The Beatrice church explosion, 1950
Punctuality is the virtue of the bored, well at least according to Evelyn Waugh. I always make an effort to arrive for an appointment in good time but sometimes even the best of plans can go awry. The consolation of tardiness, at least according to a friend of mine, naturally someone who was notoriously late for anything, is that you are only late when you arrive. Sometimes being late can be a blessing as this curious story shows.
On the evening of Wednesday 1st March 1950 at 7.25 an explosion ripped through the West Side Baptist Church in Beatrice, Nebraska. The force of the blast was such that it could be heard in almost every corner of the town. The walls of the church were blown outwards, causing the heavy roof to crash down. Properties nearby had their windows blown out and the local radio station was forced off the air. Mercifully, nobody was injured.
But it so easily could have been a major tragedy.
You see, Wednesday evenings was when the fifteen strong choir assembled at the church for their choir practice. In fact, it always started at the oddly precise time of 7.20. As a rule, they would all start assembling around 7.15. Because they all had busy lives to lead, not all turned up for every session or some arrived slightly after the scheduled start. If you had to put a number, perhaps each chorister would be late once in about four times. But on this night, all of them were late and it was to their tardiness that they owed their lives. What are the odds of that happening?
As was his wont, the Reverend Walter Kempel went to the church in the afternoon to set things up for the choir. As it was a chilly day, he decided to light the boiler so the church would be nice and warm for the singers. It was thought that the blast was caused by a gas leak from a broken pipe which was then ignited by the fire in the boiler.
Having completed his preparations, Kempel went home for his dinner. At 7.10 when he was due to return to the church, this time with his wife and daughter, they noticed that their daughter’s dress was dirty. Their departure was delayed as Mrs Kempel had to run her iron over another dress for her daughter to wear.

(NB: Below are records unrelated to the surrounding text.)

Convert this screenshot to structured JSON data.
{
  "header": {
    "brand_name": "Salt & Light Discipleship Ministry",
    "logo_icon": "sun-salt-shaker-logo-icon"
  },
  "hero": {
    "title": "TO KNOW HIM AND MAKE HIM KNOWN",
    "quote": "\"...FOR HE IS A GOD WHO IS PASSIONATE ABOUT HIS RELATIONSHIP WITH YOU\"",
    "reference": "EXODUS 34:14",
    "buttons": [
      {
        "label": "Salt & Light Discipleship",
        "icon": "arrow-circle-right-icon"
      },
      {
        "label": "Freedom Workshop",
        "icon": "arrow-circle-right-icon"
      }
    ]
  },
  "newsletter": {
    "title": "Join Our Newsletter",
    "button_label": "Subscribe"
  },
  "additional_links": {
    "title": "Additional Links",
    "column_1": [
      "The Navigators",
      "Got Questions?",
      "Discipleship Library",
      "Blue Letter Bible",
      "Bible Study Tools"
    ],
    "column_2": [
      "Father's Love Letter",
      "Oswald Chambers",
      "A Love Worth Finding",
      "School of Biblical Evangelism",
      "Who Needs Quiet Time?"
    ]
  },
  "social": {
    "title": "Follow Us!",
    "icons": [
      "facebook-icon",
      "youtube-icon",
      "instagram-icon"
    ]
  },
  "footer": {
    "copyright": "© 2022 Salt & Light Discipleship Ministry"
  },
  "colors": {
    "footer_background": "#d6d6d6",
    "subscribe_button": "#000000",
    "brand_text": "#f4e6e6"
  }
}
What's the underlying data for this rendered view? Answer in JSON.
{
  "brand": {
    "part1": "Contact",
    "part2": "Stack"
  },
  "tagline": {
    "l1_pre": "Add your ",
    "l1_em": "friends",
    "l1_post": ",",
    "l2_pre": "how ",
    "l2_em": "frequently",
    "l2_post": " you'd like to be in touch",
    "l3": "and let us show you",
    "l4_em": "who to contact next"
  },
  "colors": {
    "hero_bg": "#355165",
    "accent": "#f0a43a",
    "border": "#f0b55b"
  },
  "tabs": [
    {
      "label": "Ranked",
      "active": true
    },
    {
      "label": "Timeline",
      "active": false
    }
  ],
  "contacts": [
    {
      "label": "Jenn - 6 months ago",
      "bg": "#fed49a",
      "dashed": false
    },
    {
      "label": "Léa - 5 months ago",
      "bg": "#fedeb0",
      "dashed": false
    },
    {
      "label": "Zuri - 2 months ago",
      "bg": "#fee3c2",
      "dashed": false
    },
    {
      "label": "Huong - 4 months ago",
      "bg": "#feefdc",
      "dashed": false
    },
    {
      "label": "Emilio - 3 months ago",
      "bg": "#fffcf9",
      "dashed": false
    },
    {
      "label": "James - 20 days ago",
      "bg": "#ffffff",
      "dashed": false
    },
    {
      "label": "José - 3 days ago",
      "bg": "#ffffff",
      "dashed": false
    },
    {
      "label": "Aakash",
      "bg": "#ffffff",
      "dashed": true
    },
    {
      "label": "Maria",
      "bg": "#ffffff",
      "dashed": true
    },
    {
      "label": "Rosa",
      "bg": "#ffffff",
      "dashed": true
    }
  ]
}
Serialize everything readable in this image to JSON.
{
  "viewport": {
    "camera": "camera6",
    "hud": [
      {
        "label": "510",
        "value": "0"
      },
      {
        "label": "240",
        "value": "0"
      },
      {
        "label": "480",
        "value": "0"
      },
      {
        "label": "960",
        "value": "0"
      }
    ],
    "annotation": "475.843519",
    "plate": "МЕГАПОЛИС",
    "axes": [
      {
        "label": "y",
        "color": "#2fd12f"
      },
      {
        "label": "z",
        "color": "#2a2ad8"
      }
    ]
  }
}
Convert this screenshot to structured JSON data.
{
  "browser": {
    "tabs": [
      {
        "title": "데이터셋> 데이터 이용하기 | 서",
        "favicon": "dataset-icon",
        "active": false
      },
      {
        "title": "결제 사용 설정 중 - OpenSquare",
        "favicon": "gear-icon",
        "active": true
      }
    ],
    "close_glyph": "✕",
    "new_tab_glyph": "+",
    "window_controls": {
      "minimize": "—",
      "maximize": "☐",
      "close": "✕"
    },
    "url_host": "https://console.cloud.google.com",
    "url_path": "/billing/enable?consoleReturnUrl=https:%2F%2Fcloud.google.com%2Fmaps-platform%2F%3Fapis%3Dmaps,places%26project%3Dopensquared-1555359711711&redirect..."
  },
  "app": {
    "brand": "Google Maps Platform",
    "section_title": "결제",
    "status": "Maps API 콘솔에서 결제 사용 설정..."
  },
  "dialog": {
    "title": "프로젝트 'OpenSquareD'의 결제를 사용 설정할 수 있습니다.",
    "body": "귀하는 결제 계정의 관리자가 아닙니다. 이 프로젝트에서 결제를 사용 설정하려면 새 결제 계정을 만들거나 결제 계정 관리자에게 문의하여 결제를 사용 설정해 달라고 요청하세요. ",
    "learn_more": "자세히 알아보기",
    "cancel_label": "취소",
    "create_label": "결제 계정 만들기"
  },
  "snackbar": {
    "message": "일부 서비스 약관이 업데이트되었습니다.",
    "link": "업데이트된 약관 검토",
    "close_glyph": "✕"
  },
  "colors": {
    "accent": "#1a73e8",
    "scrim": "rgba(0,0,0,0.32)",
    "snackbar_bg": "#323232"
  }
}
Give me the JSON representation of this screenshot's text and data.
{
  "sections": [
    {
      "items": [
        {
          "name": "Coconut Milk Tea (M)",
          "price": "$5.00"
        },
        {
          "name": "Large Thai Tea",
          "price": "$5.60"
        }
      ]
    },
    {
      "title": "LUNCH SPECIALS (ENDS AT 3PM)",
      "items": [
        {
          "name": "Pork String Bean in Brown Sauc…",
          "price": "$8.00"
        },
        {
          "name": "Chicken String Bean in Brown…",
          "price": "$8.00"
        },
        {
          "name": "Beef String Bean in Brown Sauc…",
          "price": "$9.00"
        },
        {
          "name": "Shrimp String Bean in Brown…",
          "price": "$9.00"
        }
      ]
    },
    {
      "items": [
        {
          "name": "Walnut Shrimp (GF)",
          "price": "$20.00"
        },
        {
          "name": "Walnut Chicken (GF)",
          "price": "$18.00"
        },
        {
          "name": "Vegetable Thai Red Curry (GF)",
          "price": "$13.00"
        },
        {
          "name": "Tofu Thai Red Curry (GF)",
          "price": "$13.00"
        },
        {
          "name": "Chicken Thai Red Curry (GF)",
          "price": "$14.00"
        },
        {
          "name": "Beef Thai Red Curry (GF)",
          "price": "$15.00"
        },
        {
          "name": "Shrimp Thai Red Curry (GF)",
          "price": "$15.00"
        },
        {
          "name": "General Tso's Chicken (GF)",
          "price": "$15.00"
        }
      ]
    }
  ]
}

And the other choristers were delayed by equally mundane occurrences. The diligent Ladona Vandergrift was puzzling over a tricky geometry problem and decided to forego her usual custom of arriving at the church early in order to finish off her homework. This delayed Royena Estes and her sister, Sadie. Their cars wouldn’t start and Ladona was due to pick them up.
Herbert Kipf stayed to finish off an important letter and Joyce Black decided to delay her departure as long as possible so she could enjoy the warmth of her hearth. Marilyn Paul, the pianist, nodded off and only woke up at 7.15, delaying her and her mother’s departure.
An engrossing radio programme which did not finish until 7.30 delayed Lucille Jones and Dorothy Wood, while Harvey Ahl got engrossed in conversation and lost track of time. And Mrs Schuster had to go to her mother’s house to help her get ready for a missionary meeting.
All mundane occurrences, for sure, but the cumulative effect was that no one was in the church when it blew up. Is there a God out there, after all?